Be not too sad, my dear Brother, that we are parted: this too is portion of the lot of man. Every one of us has, in many stern situations to say, “Alone, alone! I tread the winepress alone!”2— My solitude here, I believe, is equal to that of Canada. I too feel that my Mother will die; the being who of all others has loved me best;—that already she is almost as if dead to me:—and I have no refuge except saying, and trying to say truly from my heart, “God made us all; God is the maker of Death too; and nothing in us or of us which He found worthy, which was noble and godlike, can die!” Courage, Courage!— Nay why should we look at it so sternly after all? You can at any time come over to England again; by the outlay of a certain sum of money and time, it is always doable; many have come, visit after visit: why should we afflict our hearts, not knowing at any time what a day may bring forth?3
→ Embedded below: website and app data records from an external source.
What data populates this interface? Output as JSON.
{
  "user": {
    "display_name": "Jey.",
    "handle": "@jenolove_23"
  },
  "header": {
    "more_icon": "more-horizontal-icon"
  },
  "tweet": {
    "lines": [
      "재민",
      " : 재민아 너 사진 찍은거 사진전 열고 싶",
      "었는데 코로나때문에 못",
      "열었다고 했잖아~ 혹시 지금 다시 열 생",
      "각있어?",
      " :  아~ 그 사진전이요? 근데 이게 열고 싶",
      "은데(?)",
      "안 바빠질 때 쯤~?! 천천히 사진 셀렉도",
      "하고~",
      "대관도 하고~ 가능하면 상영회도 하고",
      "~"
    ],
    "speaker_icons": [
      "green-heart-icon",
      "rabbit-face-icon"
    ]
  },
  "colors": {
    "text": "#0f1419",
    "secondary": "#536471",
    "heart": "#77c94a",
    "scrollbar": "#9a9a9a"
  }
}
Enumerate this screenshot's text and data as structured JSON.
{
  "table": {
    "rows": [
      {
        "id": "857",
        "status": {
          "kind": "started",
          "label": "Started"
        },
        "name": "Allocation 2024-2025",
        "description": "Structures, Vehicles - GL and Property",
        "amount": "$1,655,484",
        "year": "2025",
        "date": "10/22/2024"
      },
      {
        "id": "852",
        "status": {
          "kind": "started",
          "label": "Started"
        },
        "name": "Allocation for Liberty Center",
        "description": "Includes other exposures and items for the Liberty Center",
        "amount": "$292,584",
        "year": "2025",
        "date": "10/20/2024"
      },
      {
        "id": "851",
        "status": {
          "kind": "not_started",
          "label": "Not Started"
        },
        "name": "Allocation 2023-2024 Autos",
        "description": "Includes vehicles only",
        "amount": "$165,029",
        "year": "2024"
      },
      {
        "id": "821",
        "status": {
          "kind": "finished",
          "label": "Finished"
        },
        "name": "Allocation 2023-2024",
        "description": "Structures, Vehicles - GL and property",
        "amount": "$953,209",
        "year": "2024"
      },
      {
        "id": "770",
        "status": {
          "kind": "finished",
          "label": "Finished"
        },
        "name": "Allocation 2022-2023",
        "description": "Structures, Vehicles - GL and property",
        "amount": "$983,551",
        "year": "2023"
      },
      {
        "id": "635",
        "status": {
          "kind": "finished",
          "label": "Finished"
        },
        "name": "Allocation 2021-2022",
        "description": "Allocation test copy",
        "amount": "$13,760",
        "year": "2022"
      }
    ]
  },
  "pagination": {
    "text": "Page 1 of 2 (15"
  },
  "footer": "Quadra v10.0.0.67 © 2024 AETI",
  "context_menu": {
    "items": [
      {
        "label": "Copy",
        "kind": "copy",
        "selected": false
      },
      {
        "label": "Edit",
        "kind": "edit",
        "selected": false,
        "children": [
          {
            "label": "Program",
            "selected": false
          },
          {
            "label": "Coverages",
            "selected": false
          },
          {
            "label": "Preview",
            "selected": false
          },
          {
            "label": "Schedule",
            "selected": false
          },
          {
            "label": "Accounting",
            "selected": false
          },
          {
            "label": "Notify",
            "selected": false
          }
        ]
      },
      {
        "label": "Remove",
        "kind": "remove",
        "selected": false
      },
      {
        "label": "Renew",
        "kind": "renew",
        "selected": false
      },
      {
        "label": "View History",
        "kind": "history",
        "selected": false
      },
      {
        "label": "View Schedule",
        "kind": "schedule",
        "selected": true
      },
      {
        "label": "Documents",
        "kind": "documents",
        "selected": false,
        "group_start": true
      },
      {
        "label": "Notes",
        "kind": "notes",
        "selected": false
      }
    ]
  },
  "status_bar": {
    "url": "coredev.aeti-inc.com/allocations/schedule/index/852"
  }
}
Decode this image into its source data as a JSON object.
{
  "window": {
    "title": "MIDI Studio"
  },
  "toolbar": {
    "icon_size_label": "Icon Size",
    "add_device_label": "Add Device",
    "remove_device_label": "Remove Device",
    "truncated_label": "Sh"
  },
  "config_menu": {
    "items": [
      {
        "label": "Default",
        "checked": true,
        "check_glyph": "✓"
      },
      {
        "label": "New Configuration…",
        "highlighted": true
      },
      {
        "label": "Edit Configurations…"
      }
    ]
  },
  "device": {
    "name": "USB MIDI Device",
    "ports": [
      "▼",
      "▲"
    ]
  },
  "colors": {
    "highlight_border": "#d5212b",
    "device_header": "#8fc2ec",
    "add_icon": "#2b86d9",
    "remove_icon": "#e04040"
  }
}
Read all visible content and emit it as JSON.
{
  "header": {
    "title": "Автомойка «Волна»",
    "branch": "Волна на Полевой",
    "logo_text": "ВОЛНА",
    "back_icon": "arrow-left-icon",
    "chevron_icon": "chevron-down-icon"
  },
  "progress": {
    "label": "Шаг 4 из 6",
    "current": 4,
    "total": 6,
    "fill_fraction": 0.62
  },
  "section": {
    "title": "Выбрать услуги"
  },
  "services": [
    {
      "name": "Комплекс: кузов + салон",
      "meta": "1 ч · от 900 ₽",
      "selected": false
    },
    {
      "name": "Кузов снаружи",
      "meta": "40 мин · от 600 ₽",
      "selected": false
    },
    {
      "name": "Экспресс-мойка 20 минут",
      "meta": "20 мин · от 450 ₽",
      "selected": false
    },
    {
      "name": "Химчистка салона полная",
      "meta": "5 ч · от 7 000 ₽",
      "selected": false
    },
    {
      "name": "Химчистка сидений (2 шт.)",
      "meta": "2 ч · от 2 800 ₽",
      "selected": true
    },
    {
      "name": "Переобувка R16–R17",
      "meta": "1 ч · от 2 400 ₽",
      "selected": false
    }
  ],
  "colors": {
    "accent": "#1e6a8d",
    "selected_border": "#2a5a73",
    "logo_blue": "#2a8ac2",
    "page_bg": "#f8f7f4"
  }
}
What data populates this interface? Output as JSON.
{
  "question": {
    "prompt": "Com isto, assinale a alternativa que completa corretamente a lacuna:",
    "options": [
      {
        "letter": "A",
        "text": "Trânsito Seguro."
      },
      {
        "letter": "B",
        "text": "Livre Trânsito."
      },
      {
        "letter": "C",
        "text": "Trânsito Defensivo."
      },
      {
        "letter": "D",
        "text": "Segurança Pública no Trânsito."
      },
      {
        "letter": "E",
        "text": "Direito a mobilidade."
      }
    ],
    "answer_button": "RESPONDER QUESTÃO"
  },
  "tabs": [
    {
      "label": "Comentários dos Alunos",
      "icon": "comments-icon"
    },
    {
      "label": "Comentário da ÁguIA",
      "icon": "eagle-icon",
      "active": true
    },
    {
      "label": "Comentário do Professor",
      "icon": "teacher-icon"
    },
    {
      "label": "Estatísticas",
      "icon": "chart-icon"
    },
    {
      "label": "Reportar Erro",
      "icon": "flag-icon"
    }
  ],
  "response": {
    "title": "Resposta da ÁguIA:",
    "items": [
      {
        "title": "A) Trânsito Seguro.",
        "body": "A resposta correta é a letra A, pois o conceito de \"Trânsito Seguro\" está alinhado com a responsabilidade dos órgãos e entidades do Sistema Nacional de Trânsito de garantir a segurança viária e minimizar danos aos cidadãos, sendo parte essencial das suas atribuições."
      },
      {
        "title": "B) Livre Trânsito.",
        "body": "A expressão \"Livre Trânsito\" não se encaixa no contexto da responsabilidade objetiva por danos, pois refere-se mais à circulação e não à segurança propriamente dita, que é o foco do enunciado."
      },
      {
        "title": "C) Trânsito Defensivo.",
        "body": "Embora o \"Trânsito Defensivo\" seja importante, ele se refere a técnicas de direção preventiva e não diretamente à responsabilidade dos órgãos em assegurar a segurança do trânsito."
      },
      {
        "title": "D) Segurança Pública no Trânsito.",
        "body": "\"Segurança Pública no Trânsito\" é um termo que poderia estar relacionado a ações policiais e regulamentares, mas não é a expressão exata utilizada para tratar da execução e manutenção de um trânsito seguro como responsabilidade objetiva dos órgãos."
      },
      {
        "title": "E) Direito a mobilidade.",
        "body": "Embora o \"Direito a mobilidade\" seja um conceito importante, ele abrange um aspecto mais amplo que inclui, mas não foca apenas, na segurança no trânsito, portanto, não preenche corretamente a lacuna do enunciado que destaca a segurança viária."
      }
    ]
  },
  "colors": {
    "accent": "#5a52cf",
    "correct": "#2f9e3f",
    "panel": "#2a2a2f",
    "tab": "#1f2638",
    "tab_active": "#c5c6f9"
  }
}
Much better than all this moralising, however, is the fact which I can still assure you of, that our good old Mother is, so far as I can learn, in a really very good way at present. Jack is but an indistinct reporter; however I do gather from him that her health is reasonably good, altogether as we used to know it of late years; that she bears all things with a devout composure such as from of old we have all known and admired in her; and is in fact “mercifully dealt with” outwardly and inwardly, as she herself would say: for which we all of us have reason to thank God.——— Of Jamie's getting Scotsbrig again you have already heard. We rejoice at it for her Mother's sake withal. Some kind of rent we are now to pay to Jamie for her; and that will be the only change necessary. Did any mention to you the death of a young daughter of M'Kinnow's from Hawick?4 I forget her name. She came down to Scotsbrig when I was there last, a nice blate [timid] little woman; seeking refuge from threatened Consumption: she came again last year, I think:—and now a few weeks ago she is dead. Poor little thing; fluttering like a bird out from the talons of Death, and could not escape! The news made me very sad; made the image of her very sad to me.— The rest of them in Annandale and elsewhere are, as you hear, much about their usual way. Jenny continues very industrious, they say; one of the best-behaved little bodies: I hope she will gradually dismiss the Past out of her mind; and may yet, even legally, get loose from so fatal an entanglement as that has been. Jean's children have been unwell, but seem recovering. Mary also complains; but our Doctor reports improvement in her too. He himself as you learn has got back to this neighbourhood again; he looks well in health, shews good spirits;—has but one want, which indeed is a dreadful one, that of some real work to do! I do not now speak to him at all on that subject. But if I could assist him towards getting to work, I should esteem it the greatest blessing. I begin, however, to forsee for him a Future as it were nearly or altogether idle,—furnished with what he will call “work,” but what impartial onlookers cannot call such. But we must still hope.

As for me I struggle at my very ugly task, sometimes with a little progress, at other times with none visible. Just at present I am in a kind of crisis: the day after tomorrow I am to attempt another time the real heart of the matter! It makes me very uncomfortable;—but I have pretty good health for me; I must persevere till I do get the matter off my hands in one form or another.— Did they tell you our brave Friend, the most intimate we had in this region, John Sterling, is dead? Of consumption; he died slowly, with great heroism and composure: he is a real loss to us here, where amid regiments of acquaintances &c whom it is one's first duty to avoid, worthy friends are rare.——— — Dear Brother, you must write long descriptions about Canada thro the winter; let us thoroughly understand your locality, neighbours &c &c: one cover, you see, will hold a good deal of writing! Jane sends her affectionate remembrance to you all. My kind regards to the little ones and Jenny. Take care of that ancle!

T. Carlyle